Sequence Analysis, DNA
Interviews as Topic
A set of statistical methods used to group variables or observations into strongly inter-related subgroups. In epidemiology, it may be used to analyze a closely grouped series of events or cases of disease or other health-related phenomenon with well-defined distribution patterns in relation to time or place or both.
Health Services Research
The integration of epidemiologic, sociological, economic, and other analytic sciences in the study of health services. Health services research is usually concerned with relationships between need, demand, supply, use, and outcome of health services. The aim of the research is evaluation, particularly in terms of structure, process, output, and outcome. (From Last, Dictionary of Epidemiology, 2d ed)
Drug Therapy, Combination
Drug Resistance, Multiple
Sensitivity and Specificity
Molecular Sequence Data
Descriptions of specific amino acid, carbohydrate, or nucleotide sequences which have appeared in the published literature and/or are deposited in and maintained by databanks such as GENBANK, European Molecular Biology Laboratory (EMBL), National Biomedical Research Foundation (NBRF), or other sequence repositories.
Observation of a population for a sufficient number of persons over a sufficient number of years to generate incidence or mortality rates subsequent to the selection of the study group.
Enzyme-Linked Immunosorbent Assay
An immunoassay utilizing an antibody labeled with an enzyme marker such as horseradish peroxidase. While either the enzyme or the antibody is bound to an immunosorbent substrate, they both retain their biologic activity; the change in enzyme activity as a result of the enzyme-antibody-antigen reaction is proportional to the concentration of the antigen and can be measured spectrophotometrically or with the naked eye. Many variations of the method have been developed.
The ratio of two odds. The exposure-odds ratio for case control data is the ratio of the odds in favor of exposure among cases to the odds in favor of exposure among noncases. The disease-odds ratio for a cohort or cross section is the ratio of the odds in favor of disease among the exposed to the odds in favor of disease among the unexposed. The prevalence-odds ratio refers to an odds ratio derived cross-sectionally from studies of prevalent cases.

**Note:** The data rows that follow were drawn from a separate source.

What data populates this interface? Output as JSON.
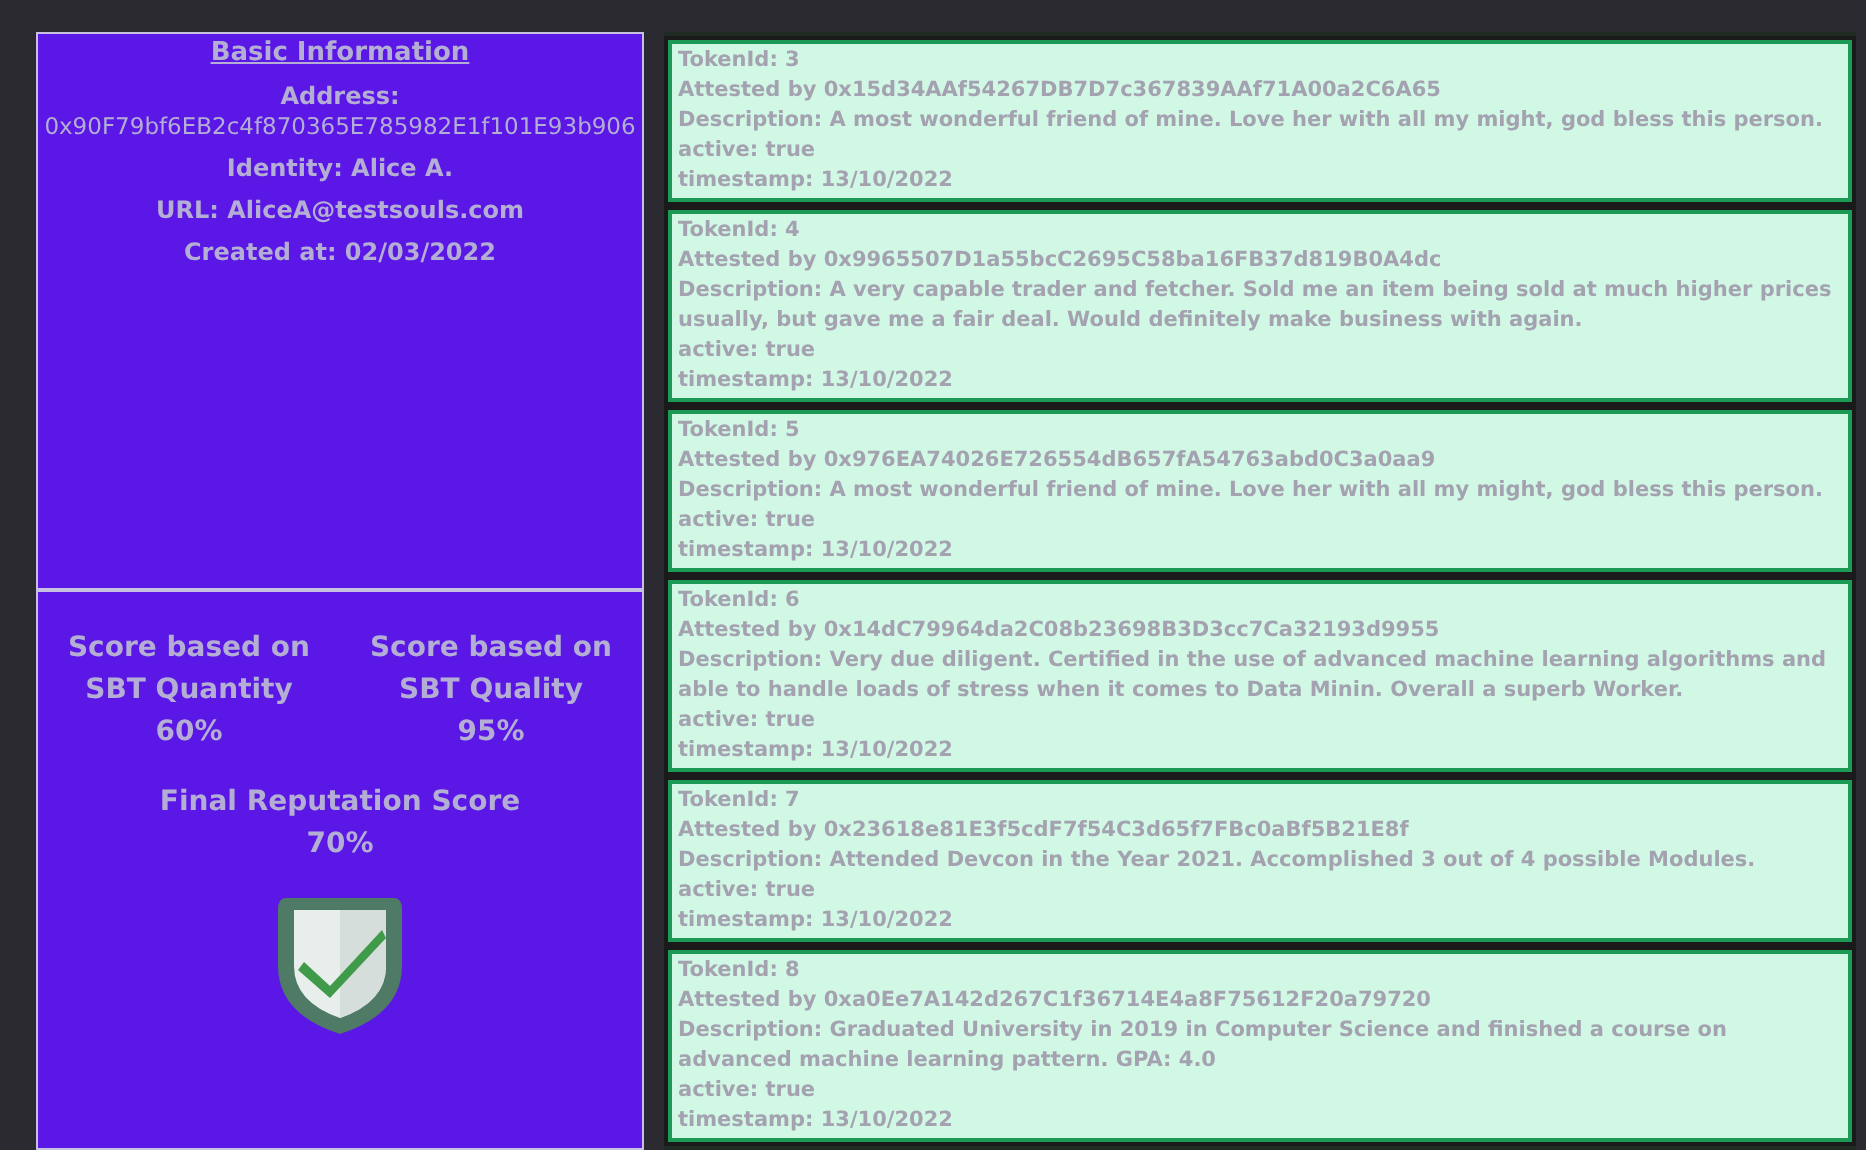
{
  "basic_info": {
    "title": "Basic Information",
    "address_label": "Address:",
    "address": "0x90F79bf6EB2c4f870365E785982E1f101E93b906",
    "identity": "Identity: Alice A.",
    "url": "URL: AliceA@testsouls.com",
    "created": "Created at: 02/03/2022"
  },
  "scores": {
    "quantity": {
      "label": "Score based on SBT Quantity",
      "value": "60%"
    },
    "quality": {
      "label": "Score based on SBT Quality",
      "value": "95%"
    },
    "final": {
      "label": "Final Reputation Score",
      "value": "70%"
    }
  },
  "tokens": [
    {
      "token_id": "TokenId: 3",
      "attested_by": "Attested by 0x15d34AAf54267DB7D7c367839AAf71A00a2C6A65",
      "description": "Description: A most wonderful friend of mine. Love her with all my might, god bless this person.",
      "active": "active: true",
      "timestamp": "timestamp: 13/10/2022"
    },
    {
      "token_id": "TokenId: 4",
      "attested_by": "Attested by 0x9965507D1a55bcC2695C58ba16FB37d819B0A4dc",
      "description": "Description: A very capable trader and fetcher. Sold me an item being sold at much higher prices usually, but gave me a fair deal. Would definitely make business with again.",
      "active": "active: true",
      "timestamp": "timestamp: 13/10/2022"
    },
    {
      "token_id": "TokenId: 5",
      "attested_by": "Attested by 0x976EA74026E726554dB657fA54763abd0C3a0aa9",
      "description": "Description: A most wonderful friend of mine. Love her with all my might, god bless this person.",
      "active": "active: true",
      "timestamp": "timestamp: 13/10/2022"
    },
    {
      "token_id": "TokenId: 6",
      "attested_by": "Attested by 0x14dC79964da2C08b23698B3D3cc7Ca32193d9955",
      "description": "Description: Very due diligent. Certified in the use of advanced machine learning algorithms and able to handle loads of stress when it comes to Data Minin. Overall a superb Worker.",
      "active": "active: true",
      "timestamp": "timestamp: 13/10/2022"
    },
    {
      "token_id": "TokenId: 7",
      "attested_by": "Attested by 0x23618e81E3f5cdF7f54C3d65f7FBc0aBf5B21E8f",
      "description": "Description: Attended Devcon in the Year 2021. Accomplished 3 out of 4 possible Modules.",
      "active": "active: true",
      "timestamp": "timestamp: 13/10/2022"
    },
    {
      "token_id": "TokenId: 8",
      "attested_by": "Attested by 0xa0Ee7A142d267C1f36714E4a8F75612F20a79720",
      "description": "Description: Graduated University in 2019 in Computer Science and finished a course on advanced machine learning pattern. GPA: 4.0",
      "active": "active: true",
      "timestamp": "timestamp: 13/10/2022"
    }
  ]
}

Studies used to test etiologic hypotheses in which inferences about an exposure to putative causal factors are derived from data relating to characteristics of persons under study or to events or experiences in their past. The essential feature is that some of the persons under study have the disease or outcome of interest and their characteristics are compared with those of unaffected persons.